You advocate a powerful military and I agree with you on that, but how we are going to provide fuel for the Military? I don’t think corn or soybeans alone will do it. Take a look at this link: Pentagon Plans Major Alternative Fuel Buys
And, this 22 page .PDF document titled: OSD Clean Fuels Initiative (downloads 1Mb file)
Thanks Chris for hosting this discussion.
Paul Bain from CA
2/6/2007 12:05:44 PM
Thanks for your comments Ron. I think you’re absolutely on the right line of questioning here. How do we build awareness of this significant political and economic issue, and then get a majority of Americans to take action?
I tend to believe that we have to take steps that attempt to reflect the total economic costs of our energy consumption habits to make the general population take notice, both at the pump and elsewhere. This is one reason that I think the $1 per gallon “war tax” that Chris has proposed would do a lot toward linking our strategic interests in the Middle East with our national energy policy in the minds of American consumers.
Additionally, I think setting honest and realistic alternatives on the table would go a long way. For example, the President could have used his recent State of the Union address to declare that our society has a choice to make. We could continue our current consumption habits and begin aggressively pursuing our domestic energy sources in order to free our national economy from the political instability of the Middle East. This would mean a lot more oil platforms lining American coasts, more oil shale mining operations in several western states, more exploration of the Alaska National Wildlife Refuge and continued proliferation of greenhouse gases. Or we can turn our focus to energy efficiency and conservation while taking consistent and measured steps toward replacing fossil fuels as our primary energy source within a reasonable timeframe. Once we can get the real issues and alternatives out in the open, I have confidence that the vast majority of Americans will make the right choices.
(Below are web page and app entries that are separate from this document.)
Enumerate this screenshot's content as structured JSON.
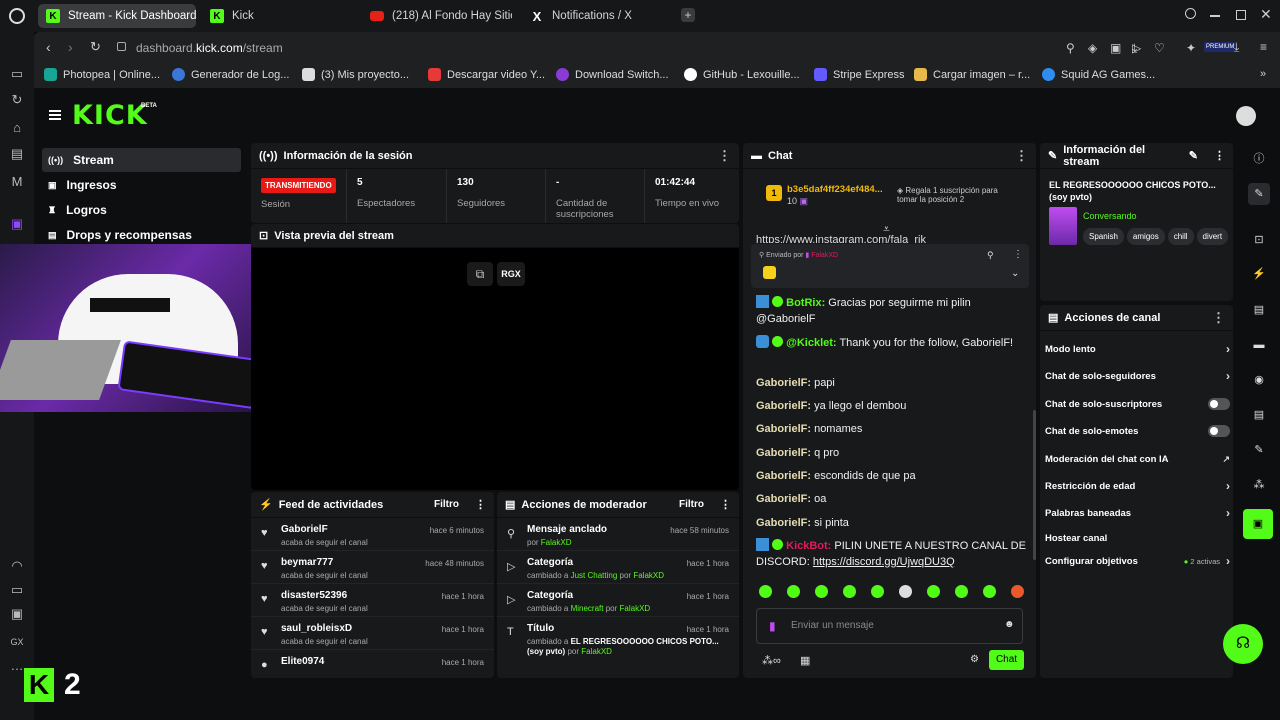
{
  "browser": {
    "tabs": [
      {
        "label": "Stream - Kick Dashboard",
        "icon": "kick"
      },
      {
        "label": "Kick",
        "icon": "kick"
      },
      {
        "label": "(218) Al Fondo Hay Sitio T",
        "icon": "youtube"
      },
      {
        "label": "Notifications / X",
        "icon": "x"
      }
    ],
    "url_prefix": "dashboard.",
    "url_host": "kick.com",
    "url_path": "/stream",
    "bookmarks": [
      "Photopea | Online...",
      "Generador de Log...",
      "(3) Mis proyecto...",
      "Descargar video Y...",
      "Download Switch...",
      "GitHub - Lexouille...",
      "Stripe Express",
      "Cargar imagen – r...",
      "Squid AG Games..."
    ],
    "gx_label": "GX",
    "premium_label": "PREMIUM"
  },
  "kick": {
    "logo": "KICK",
    "beta": "BETA",
    "nav": [
      "Stream",
      "Ingresos",
      "Logros",
      "Drops y recompensas"
    ],
    "bottom_logo_num": "2"
  },
  "session": {
    "title": "Información de la sesión",
    "live_badge": "TRANSMITIENDO",
    "live_label": "Sesión",
    "stats": [
      {
        "value": "5",
        "label": "Espectadores"
      },
      {
        "value": "130",
        "label": "Seguidores"
      },
      {
        "value": "-",
        "label": "Cantidad de suscripciones"
      },
      {
        "value": "01:42:44",
        "label": "Tiempo en vivo"
      }
    ]
  },
  "preview": {
    "title": "Vista previa del stream",
    "rgx": "RGX"
  },
  "feed": {
    "title": "Feed de actividades",
    "filter": "Filtro",
    "items": [
      {
        "name": "GaborielF",
        "sub": "acaba de seguir el canal",
        "time": "hace 6 minutos"
      },
      {
        "name": "beymar777",
        "sub": "acaba de seguir el canal",
        "time": "hace 48 minutos"
      },
      {
        "name": "disaster52396",
        "sub": "acaba de seguir el canal",
        "time": "hace 1 hora"
      },
      {
        "name": "saul_robleisxD",
        "sub": "acaba de seguir el canal",
        "time": "hace 1 hora"
      },
      {
        "name": "Elite0974",
        "sub": "",
        "time": "hace 1 hora"
      }
    ]
  },
  "mod": {
    "title": "Acciones de moderador",
    "filter": "Filtro",
    "items": [
      {
        "name": "Mensaje anclado",
        "sub": "por ",
        "by": "FalakXD",
        "time": "hace 58 minutos"
      },
      {
        "name": "Categoría",
        "sub": "cambiado a ",
        "value": "Just Chatting",
        "by": "FalakXD",
        "time": "hace 1 hora"
      },
      {
        "name": "Categoría",
        "sub": "cambiado a ",
        "value": "Minecraft",
        "by": "FalakXD",
        "time": "hace 1 hora"
      },
      {
        "name": "Título",
        "sub": "cambiado a ",
        "value": "EL REGRESOOOOOO CHICOS POTO... (soy pvto)",
        "by": "FalakXD",
        "time": "hace 1 hora"
      }
    ],
    "por": "por"
  },
  "chat": {
    "title": "Chat",
    "gifter_user": "b3e5daf4ff234ef484...",
    "gifter_count": "10",
    "gifter_rank": "1",
    "gift_text": "Regala 1 suscripción para tomar la posición 2",
    "partial_link": "https://www.instagram.com/fala_rjk",
    "pinned_by": "Enviado por",
    "pinned_user": "FalakXD",
    "messages": [
      {
        "user": "BotRix:",
        "text": " Gracias por seguirme mi pilin @GaborielF",
        "color": "#53fc18"
      },
      {
        "user": "@Kicklet:",
        "text": " Thank you for the follow, GaborielF!",
        "color": "#53fc18"
      },
      {
        "user": "GaborielF:",
        "text": " papi",
        "color": "#e6ddb3"
      },
      {
        "user": "GaborielF:",
        "text": " ya llego el dembou",
        "color": "#e6ddb3"
      },
      {
        "user": "GaborielF:",
        "text": " nomames",
        "color": "#e6ddb3"
      },
      {
        "user": "GaborielF:",
        "text": " q pro",
        "color": "#e6ddb3"
      },
      {
        "user": "GaborielF:",
        "text": " escondids de que pa",
        "color": "#e6ddb3"
      },
      {
        "user": "GaborielF:",
        "text": " oa",
        "color": "#e6ddb3"
      },
      {
        "user": "GaborielF:",
        "text": " si pinta",
        "color": "#e6ddb3"
      }
    ],
    "kickbot_user": "KickBot:",
    "kickbot_text": " PILIN UNETE A NUESTRO CANAL DE DISCORD: ",
    "kickbot_link": "https://discord.gg/UjwqDU3Q",
    "input_placeholder": "Enviar un mensaje",
    "send_label": "Chat"
  },
  "stream_info": {
    "title": "Información del stream",
    "stream_title": "EL REGRESOOOOOO CHICOS POTO... (soy pvto)",
    "category": "Conversando",
    "tags": [
      "Spanish",
      "amigos",
      "chill",
      "divert"
    ]
  },
  "channel_actions": {
    "title": "Acciones de canal",
    "rows": [
      {
        "label": "Modo lento",
        "control": "chevron"
      },
      {
        "label": "Chat de solo-seguidores",
        "control": "chevron"
      },
      {
        "label": "Chat de solo-suscriptores",
        "control": "toggle"
      },
      {
        "label": "Chat de solo-emotes",
        "control": "toggle"
      },
      {
        "label": "Moderación del chat con IA",
        "control": "external"
      },
      {
        "label": "Restricción de edad",
        "control": "chevron"
      },
      {
        "label": "Palabras baneadas",
        "control": "chevron"
      },
      {
        "label": "Hostear canal",
        "control": "none"
      },
      {
        "label": "Configurar objetivos",
        "control": "chevron"
      }
    ],
    "goals_active": "2 activas"
  },
  "colors": {
    "accent": "#53fc18",
    "live": "#e91916"
  }
}
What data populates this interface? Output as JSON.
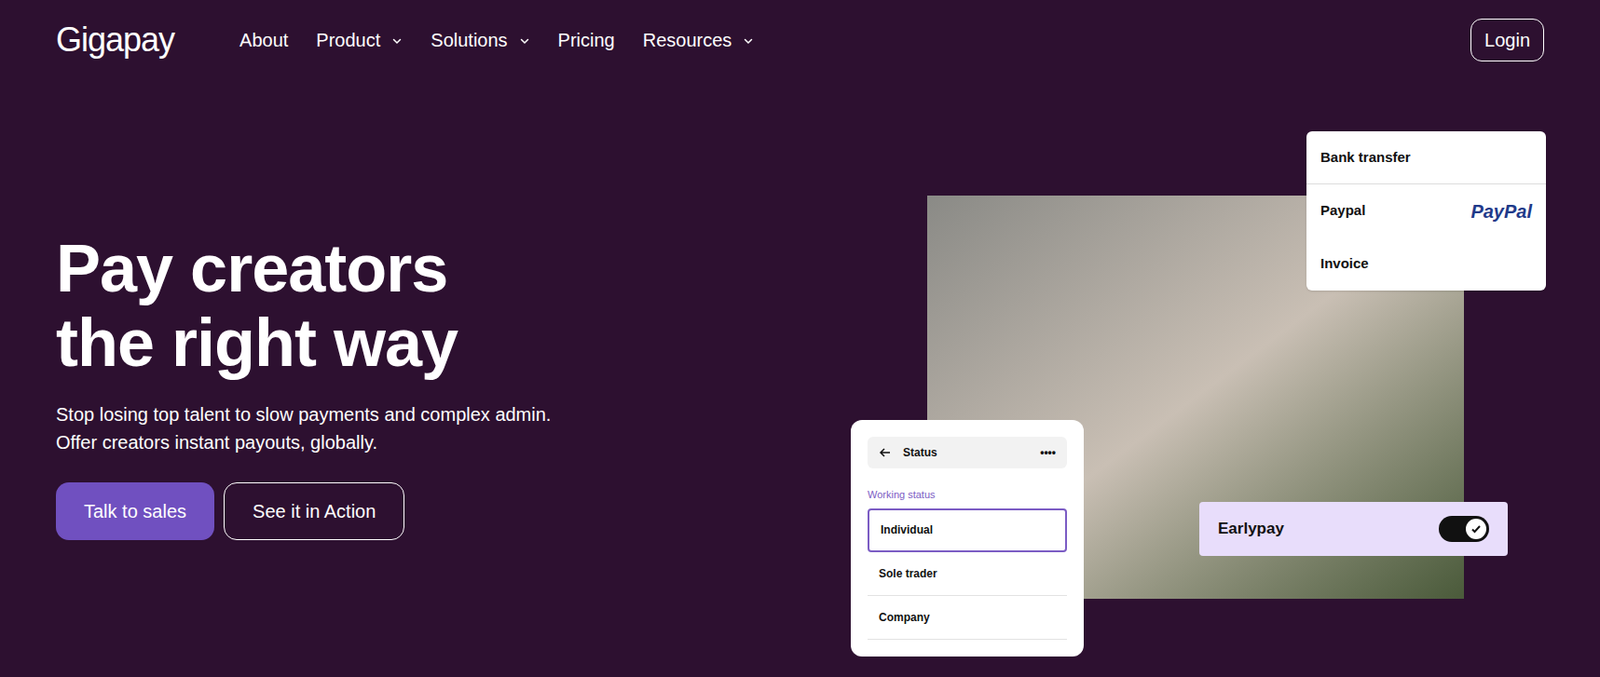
{
  "logo": "Gigapay",
  "nav": {
    "items": [
      {
        "label": "About",
        "dropdown": false
      },
      {
        "label": "Product",
        "dropdown": true
      },
      {
        "label": "Solutions",
        "dropdown": true
      },
      {
        "label": "Pricing",
        "dropdown": false
      },
      {
        "label": "Resources",
        "dropdown": true
      }
    ],
    "login": "Login"
  },
  "hero": {
    "title_lines": [
      "Pay creators",
      "the right way"
    ],
    "subtitle_lines": [
      "Stop losing top talent to slow payments and complex admin.",
      "Offer creators instant payouts, globally."
    ],
    "buttons": [
      {
        "label": "Talk to sales",
        "kind": "primary"
      },
      {
        "label": "See it in Action",
        "kind": "outline"
      }
    ]
  },
  "payment_card": {
    "options": [
      {
        "label": "Bank transfer",
        "logo": ""
      },
      {
        "label": "Paypal",
        "logo": "PayPal"
      },
      {
        "label": "Invoice",
        "logo": ""
      }
    ]
  },
  "status_card": {
    "title": "Status",
    "menu": "••••",
    "label": "Working status",
    "options": [
      {
        "label": "Individual",
        "selected": true
      },
      {
        "label": "Sole trader",
        "selected": false
      },
      {
        "label": "Company",
        "selected": false
      }
    ]
  },
  "earlypay": {
    "label": "Earlypay",
    "on": true
  }
}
Thanks as well for including the links on the U.S. military’s research of alternative fuels. I’ve also become aware research efforts underway inside the Defense Department to explore the development of electric, hybrid and fuel cell technology for tactical vehicles. Interestingly, solving the current challenges around fuel cell technology in particular would provide advantages to the military on several fronts, including eliminating their dependence on foreign fuel sources, and fielding vehicles that are considerably stealthier on the battlefield due to lower noise, exhaust and heat emissions. While fuel cell technology or the alternative fuels discussed in the articles you referenced do not appear to be economically viable in the near-term, I’m hopeful that these R&D; efforts will act as a catalyst for their eventual adaptation to industry and consumer applications.
Thanks again for your comments.
J. Chernut from CO
2/8/2007 11:28:11 AM
Does anybody realize that Iraq supplies only 5% of the United States crude oil? The US supplies 40% of our own oil. The leading countries from from which we import are from Canada, Mexico, Saudi Arabia Nigeria and Venezuela.
Chris Wolfe from CA
2/8/2007 2:25:39 PM
We all realize that Iraq is a limited oil supplier today and it has been documented on previous editorials and in the UC Berkeley study posted on this site. Having a military presence in the Middle East is a way of guaranteeing current and future supplies as well as showing other nations in the area the lengths we will go to ensure these supplies. The battle being waged today between ourselves and the developing world (e.g. China and India) is about future supplies and Iraq is near the top in untapped reserves.